The incident had occurred during the second ODI between the two teams in Durban, earlier this week.
Sarfraz's racist comments were picked up by a stump microphone. The ICC could enforce a disciplinary action on the player.
Here's what Sarfraz said during the second ODI
The senior cricketer was heard making comments in Urdu about Phehlukwayo.
The all-rounder played an important role after stitching a match-winning partnership with Rassie van der Dussen to help SA level the series.
According to ESPN, the comment, translated in English, read: "Hey black guy, where's your mother sitting today? What [prayer] have you got her to say for you today?"
Phehlukwayo had a role in Durban's win
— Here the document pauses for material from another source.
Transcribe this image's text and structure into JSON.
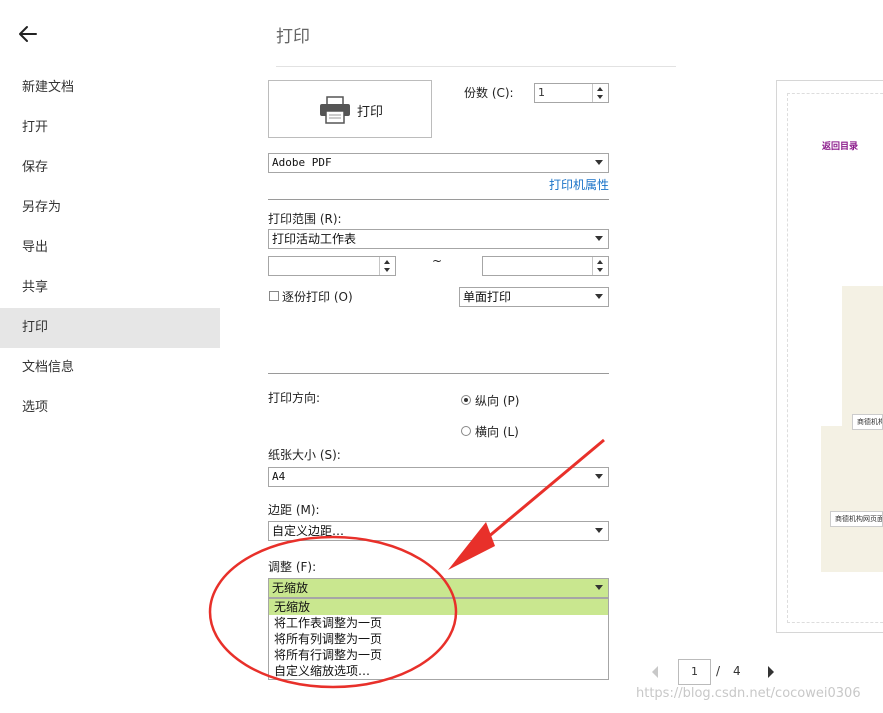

Pakistan scored just 203 as Phehlukwayo picked up four crucial wickets. Hasan Ali top scored with 59. In reply, South Africa were in a spot of bother after losing wickets at regular intervals. Phehlukwayo (69*) joined hands with Dussen (80*) to guide SA home.
My words were not directed towards anyone, says Sarfraz
The Pakistani skipper apologized for his comments.
In a tweet, he wrote, "I wish to extend my sincere apologies to any person who may have taken offence from my expression of frustration which was unfortunately caught by the stump mic during yesterday's game against SA. My words were not directed towards anyone in particular. I certainly had no intention of upsetting anyone."
Matter is presently in the hands of the ICC
According to report in South African media, team manager Mohammed Moosajee said that the ICC and the match officials had "noted the alleged incident." The matter is presently in the hands of the ICC. Meanwhile, there was no immediate comment from the governing body.
Racism in cricket
Some of the ghastly racist incidents in cricket
In 2006 when South Africa toured Sri Lanka, cricketer turned commentator Dean Jones had called Hashim Amla a terrorist.
Jones lost his commentary stint with Ten Sports.
Former Zimbabwe cricketer Prosper Utseya had accused Alistair Campbell of preferring white people.
Mark Vermeulen had responded to the allegations by referring to black people as "apes".
The ICC's official stance regarding such activities states, "on-field racism is considered one of the most serious acts that can be committed, with the possibility of a life ban for anyone found guilty of such an offence."